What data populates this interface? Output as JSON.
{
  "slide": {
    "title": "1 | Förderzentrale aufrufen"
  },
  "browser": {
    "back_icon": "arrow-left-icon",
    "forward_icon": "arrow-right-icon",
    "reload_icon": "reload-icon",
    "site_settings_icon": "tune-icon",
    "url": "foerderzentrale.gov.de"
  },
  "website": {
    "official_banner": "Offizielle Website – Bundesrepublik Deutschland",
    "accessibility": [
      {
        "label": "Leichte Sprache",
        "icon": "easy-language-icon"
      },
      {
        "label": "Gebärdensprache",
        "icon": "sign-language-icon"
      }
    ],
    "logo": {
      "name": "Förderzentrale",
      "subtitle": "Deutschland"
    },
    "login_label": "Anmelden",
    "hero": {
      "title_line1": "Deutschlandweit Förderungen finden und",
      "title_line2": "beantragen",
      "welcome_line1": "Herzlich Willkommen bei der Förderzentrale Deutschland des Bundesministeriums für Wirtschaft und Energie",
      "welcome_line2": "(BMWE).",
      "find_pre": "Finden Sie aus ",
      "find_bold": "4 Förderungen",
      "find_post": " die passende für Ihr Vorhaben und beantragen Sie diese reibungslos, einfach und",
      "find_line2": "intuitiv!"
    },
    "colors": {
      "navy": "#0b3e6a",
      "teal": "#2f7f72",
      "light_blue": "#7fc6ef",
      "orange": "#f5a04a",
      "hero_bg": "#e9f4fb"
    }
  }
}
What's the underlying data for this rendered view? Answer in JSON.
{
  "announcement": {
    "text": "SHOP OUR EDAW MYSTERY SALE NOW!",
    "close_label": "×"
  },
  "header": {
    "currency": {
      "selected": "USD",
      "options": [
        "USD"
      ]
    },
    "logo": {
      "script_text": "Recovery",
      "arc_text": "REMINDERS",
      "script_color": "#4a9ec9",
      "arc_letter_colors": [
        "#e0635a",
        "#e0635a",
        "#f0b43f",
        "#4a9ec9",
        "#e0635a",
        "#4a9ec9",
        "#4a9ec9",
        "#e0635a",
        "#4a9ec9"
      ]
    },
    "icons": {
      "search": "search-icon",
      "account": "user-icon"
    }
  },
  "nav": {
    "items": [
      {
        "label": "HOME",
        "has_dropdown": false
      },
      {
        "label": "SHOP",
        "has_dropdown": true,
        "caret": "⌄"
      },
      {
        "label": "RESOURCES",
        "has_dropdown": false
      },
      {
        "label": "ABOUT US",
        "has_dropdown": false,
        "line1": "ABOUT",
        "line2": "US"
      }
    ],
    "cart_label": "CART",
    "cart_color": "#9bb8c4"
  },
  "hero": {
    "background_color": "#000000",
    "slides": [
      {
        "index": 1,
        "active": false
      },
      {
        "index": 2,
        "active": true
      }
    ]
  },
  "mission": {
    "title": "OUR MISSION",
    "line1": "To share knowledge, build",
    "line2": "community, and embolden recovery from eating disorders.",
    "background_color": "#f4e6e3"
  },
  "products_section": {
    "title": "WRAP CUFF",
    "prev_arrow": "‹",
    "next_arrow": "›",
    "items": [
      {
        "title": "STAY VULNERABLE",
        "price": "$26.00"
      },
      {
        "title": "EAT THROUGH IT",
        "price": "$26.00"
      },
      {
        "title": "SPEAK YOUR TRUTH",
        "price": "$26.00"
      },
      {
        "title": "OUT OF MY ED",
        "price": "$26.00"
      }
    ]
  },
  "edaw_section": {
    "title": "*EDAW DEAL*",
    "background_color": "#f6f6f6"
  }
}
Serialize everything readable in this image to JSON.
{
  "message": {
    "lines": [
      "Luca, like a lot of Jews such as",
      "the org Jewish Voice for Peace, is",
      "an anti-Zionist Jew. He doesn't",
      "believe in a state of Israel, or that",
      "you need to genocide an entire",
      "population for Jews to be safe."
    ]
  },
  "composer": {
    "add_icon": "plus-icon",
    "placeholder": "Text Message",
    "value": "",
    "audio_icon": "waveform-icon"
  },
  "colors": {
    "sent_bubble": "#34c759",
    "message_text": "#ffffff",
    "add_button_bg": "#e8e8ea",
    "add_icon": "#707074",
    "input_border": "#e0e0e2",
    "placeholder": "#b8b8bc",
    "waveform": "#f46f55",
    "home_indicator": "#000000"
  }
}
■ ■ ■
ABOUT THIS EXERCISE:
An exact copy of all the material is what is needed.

OUTPUT FOR THIS TASK:
What data populates this interface? Output as JSON.
{
  "slide": {
    "title": "1 | Förderzentrale aufrufen"
  },
  "browser": {
    "back_icon": "arrow-left-icon",
    "forward_icon": "arrow-right-icon",
    "reload_icon": "reload-icon",
    "site_settings_icon": "tune-icon",
    "url": "foerderzentrale.gov.de"
  },
  "website": {
    "official_banner": "Offizielle Website – Bundesrepublik Deutschland",
    "accessibility": [
      {
        "label": "Leichte Sprache",
        "icon": "easy-language-icon"
      },
      {
        "label": "Gebärdensprache",
        "icon": "sign-language-icon"
      }
    ],
    "logo": {
      "name": "Förderzentrale",
      "subtitle": "Deutschland"
    },
    "login_label": "Anmelden",
    "hero": {
      "title_line1": "Deutschlandweit Förderungen finden und",
      "title_line2": "beantragen",
      "welcome_line1": "Herzlich Willkommen bei der Förderzentrale Deutschland des Bundesministeriums für Wirtschaft und Energie",
      "welcome_line2": "(BMWE).",
      "find_pre": "Finden Sie aus ",
      "find_bold": "4 Förderungen",
      "find_post": " die passende für Ihr Vorhaben und beantragen Sie diese reibungslos, einfach und",
      "find_line2": "intuitiv!"
    },
    "colors": {
      "navy": "#0b3e6a",
      "teal": "#2f7f72",
      "light_blue": "#7fc6ef",
      "orange": "#f5a04a",
      "hero_bg": "#e9f4fb"
    }
  }
}
What's the underlying data for this rendered view? Answer in JSON.
{
  "announcement": {
    "text": "SHOP OUR EDAW MYSTERY SALE NOW!",
    "close_label": "×"
  },
  "header": {
    "currency": {
      "selected": "USD",
      "options": [
        "USD"
      ]
    },
    "logo": {
      "script_text": "Recovery",
      "arc_text": "REMINDERS",
      "script_color": "#4a9ec9",
      "arc_letter_colors": [
        "#e0635a",
        "#e0635a",
        "#f0b43f",
        "#4a9ec9",
        "#e0635a",
        "#4a9ec9",
        "#4a9ec9",
        "#e0635a",
        "#4a9ec9"
      ]
    },
    "icons": {
      "search": "search-icon",
      "account": "user-icon"
    }
  },
  "nav": {
    "items": [
      {
        "label": "HOME",
        "has_dropdown": false
      },
      {
        "label": "SHOP",
        "has_dropdown": true,
        "caret": "⌄"
      },
      {
        "label": "RESOURCES",
        "has_dropdown": false
      },
      {
        "label": "ABOUT US",
        "has_dropdown": false,
        "line1": "ABOUT",
        "line2": "US"
      }
    ],
    "cart_label": "CART",
    "cart_color": "#9bb8c4"
  },
  "hero": {
    "background_color": "#000000",
    "slides": [
      {
        "index": 1,
        "active": false
      },
      {
        "index": 2,
        "active": true
      }
    ]
  },
  "mission": {
    "title": "OUR MISSION",
    "line1": "To share knowledge, build",
    "line2": "community, and embolden recovery from eating disorders.",
    "background_color": "#f4e6e3"
  },
  "products_section": {
    "title": "WRAP CUFF",
    "prev_arrow": "‹",
    "next_arrow": "›",
    "items": [
      {
        "title": "STAY VULNERABLE",
        "price": "$26.00"
      },
      {
        "title": "EAT THROUGH IT",
        "price": "$26.00"
      },
      {
        "title": "SPEAK YOUR TRUTH",
        "price": "$26.00"
      },
      {
        "title": "OUT OF MY ED",
        "price": "$26.00"
      }
    ]
  },
  "edaw_section": {
    "title": "*EDAW DEAL*",
    "background_color": "#f6f6f6"
  }
}
Serialize everything readable in this image to JSON.
{
  "message": {
    "lines": [
      "Luca, like a lot of Jews such as",
      "the org Jewish Voice for Peace, is",
      "an anti-Zionist Jew. He doesn't",
      "believe in a state of Israel, or that",
      "you need to genocide an entire",
      "population for Jews to be safe."
    ]
  },
  "composer": {
    "add_icon": "plus-icon",
    "placeholder": "Text Message",
    "value": "",
    "audio_icon": "waveform-icon"
  },
  "colors": {
    "sent_bubble": "#34c759",
    "message_text": "#ffffff",
    "add_button_bg": "#e8e8ea",
    "add_icon": "#707074",
    "input_border": "#e0e0e2",
    "placeholder": "#b8b8bc",
    "waveform": "#f46f55",
    "home_indicator": "#000000"
  }
}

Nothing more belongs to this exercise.